**RECORDED DATA:**
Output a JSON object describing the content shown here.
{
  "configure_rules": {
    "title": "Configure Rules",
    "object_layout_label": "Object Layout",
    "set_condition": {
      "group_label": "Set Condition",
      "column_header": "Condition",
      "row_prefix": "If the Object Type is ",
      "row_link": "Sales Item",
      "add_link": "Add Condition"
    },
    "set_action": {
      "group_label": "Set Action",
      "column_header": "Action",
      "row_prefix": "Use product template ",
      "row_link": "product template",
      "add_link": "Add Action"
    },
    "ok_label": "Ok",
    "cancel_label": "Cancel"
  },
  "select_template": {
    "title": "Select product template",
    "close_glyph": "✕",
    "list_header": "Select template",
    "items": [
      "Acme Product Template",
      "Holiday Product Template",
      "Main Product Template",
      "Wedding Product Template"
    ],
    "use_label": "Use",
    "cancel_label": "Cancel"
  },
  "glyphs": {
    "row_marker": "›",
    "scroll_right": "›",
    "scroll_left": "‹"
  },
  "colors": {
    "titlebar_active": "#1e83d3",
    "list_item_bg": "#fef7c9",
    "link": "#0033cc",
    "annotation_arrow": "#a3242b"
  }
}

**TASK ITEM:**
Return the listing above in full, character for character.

**RESULT OF THE TASK:**
Output a JSON object describing the content shown here.
{
  "configure_rules": {
    "title": "Configure Rules",
    "object_layout_label": "Object Layout",
    "set_condition": {
      "group_label": "Set Condition",
      "column_header": "Condition",
      "row_prefix": "If the Object Type is ",
      "row_link": "Sales Item",
      "add_link": "Add Condition"
    },
    "set_action": {
      "group_label": "Set Action",
      "column_header": "Action",
      "row_prefix": "Use product template ",
      "row_link": "product template",
      "add_link": "Add Action"
    },
    "ok_label": "Ok",
    "cancel_label": "Cancel"
  },
  "select_template": {
    "title": "Select product template",
    "close_glyph": "✕",
    "list_header": "Select template",
    "items": [
      "Acme Product Template",
      "Holiday Product Template",
      "Main Product Template",
      "Wedding Product Template"
    ],
    "use_label": "Use",
    "cancel_label": "Cancel"
  },
  "glyphs": {
    "row_marker": "›",
    "scroll_right": "›",
    "scroll_left": "‹"
  },
  "colors": {
    "titlebar_active": "#1e83d3",
    "list_item_bg": "#fef7c9",
    "link": "#0033cc",
    "annotation_arrow": "#a3242b"
  }
}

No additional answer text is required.